John Cassidy's redefinition of Marx as a "student of capitalism" is wide of the mark ("The next big thinker", Review, 7 December). Marx didn't write Capital to satisfy intellectual curiosity. He did so out of a recognition that once capitalism had passed its early dynamic phase it would throw up constraints on human development. Modern thinkers who adopt Marx do so because they want to understand the dynamics of capitalist society and that is generally where their interest ends. In this age of low horizons, radical social change brought about by conscious action is off the agenda, and in this climate Marx can seem unthreatening.
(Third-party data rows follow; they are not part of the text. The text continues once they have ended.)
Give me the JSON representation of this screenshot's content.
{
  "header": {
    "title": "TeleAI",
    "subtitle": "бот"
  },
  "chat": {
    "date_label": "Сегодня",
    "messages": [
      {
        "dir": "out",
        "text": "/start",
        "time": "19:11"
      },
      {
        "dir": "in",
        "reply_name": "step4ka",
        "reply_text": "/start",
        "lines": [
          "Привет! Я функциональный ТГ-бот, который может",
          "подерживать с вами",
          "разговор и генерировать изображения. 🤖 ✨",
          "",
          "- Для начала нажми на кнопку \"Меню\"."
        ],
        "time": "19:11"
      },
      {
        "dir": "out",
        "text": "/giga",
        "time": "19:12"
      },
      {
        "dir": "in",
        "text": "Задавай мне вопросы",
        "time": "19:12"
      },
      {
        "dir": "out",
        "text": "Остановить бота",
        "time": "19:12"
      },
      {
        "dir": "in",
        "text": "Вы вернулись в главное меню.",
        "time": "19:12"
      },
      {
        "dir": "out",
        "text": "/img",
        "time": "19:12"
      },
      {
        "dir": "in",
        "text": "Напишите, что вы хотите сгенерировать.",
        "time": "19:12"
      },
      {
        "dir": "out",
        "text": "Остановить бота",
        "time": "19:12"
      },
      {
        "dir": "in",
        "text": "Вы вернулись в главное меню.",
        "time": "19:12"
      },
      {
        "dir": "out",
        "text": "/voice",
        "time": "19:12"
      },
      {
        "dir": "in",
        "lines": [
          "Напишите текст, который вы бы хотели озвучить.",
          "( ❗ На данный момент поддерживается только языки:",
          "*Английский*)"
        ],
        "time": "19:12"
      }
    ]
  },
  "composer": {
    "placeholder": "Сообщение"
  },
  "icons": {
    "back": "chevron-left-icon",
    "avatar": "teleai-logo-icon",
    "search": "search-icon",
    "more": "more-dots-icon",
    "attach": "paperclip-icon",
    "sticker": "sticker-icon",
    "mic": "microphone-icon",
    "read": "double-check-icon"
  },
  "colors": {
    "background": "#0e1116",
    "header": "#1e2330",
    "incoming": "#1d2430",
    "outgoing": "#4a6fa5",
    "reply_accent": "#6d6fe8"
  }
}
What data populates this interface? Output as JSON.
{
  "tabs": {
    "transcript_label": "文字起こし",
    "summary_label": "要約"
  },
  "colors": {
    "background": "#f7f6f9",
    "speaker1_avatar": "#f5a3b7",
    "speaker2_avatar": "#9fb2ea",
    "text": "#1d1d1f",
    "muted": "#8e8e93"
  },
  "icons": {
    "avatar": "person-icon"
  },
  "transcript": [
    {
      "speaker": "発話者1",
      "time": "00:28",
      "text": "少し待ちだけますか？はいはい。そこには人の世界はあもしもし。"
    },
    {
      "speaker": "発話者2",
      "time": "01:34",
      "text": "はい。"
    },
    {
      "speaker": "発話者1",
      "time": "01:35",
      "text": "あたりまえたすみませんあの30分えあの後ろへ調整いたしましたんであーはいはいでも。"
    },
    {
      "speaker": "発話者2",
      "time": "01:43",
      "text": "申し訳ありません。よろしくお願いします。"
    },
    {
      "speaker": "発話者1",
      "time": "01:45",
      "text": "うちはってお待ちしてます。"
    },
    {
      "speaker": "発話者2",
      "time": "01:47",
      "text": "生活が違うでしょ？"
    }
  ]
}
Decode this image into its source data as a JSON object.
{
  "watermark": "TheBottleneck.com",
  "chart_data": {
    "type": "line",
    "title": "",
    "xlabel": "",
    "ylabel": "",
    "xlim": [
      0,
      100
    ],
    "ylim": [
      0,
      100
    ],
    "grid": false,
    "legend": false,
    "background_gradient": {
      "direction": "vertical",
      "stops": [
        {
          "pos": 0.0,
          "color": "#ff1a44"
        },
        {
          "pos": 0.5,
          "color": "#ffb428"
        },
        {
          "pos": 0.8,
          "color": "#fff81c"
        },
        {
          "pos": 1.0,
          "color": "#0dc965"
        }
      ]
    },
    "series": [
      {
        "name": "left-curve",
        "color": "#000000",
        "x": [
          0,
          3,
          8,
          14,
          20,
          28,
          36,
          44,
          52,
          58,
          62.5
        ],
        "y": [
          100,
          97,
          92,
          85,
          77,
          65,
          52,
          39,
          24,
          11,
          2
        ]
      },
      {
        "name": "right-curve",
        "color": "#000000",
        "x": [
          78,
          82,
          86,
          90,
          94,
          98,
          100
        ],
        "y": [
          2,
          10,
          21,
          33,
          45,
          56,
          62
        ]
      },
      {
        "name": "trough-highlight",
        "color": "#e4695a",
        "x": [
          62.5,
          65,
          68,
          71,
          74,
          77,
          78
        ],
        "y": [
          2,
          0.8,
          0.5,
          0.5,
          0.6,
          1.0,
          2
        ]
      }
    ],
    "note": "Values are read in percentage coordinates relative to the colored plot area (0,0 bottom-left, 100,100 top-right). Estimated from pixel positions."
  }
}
However, Marx wasn't interested in just understanding society, in his words "the point is to change it".

David Amis

Stanford le Hope, Essex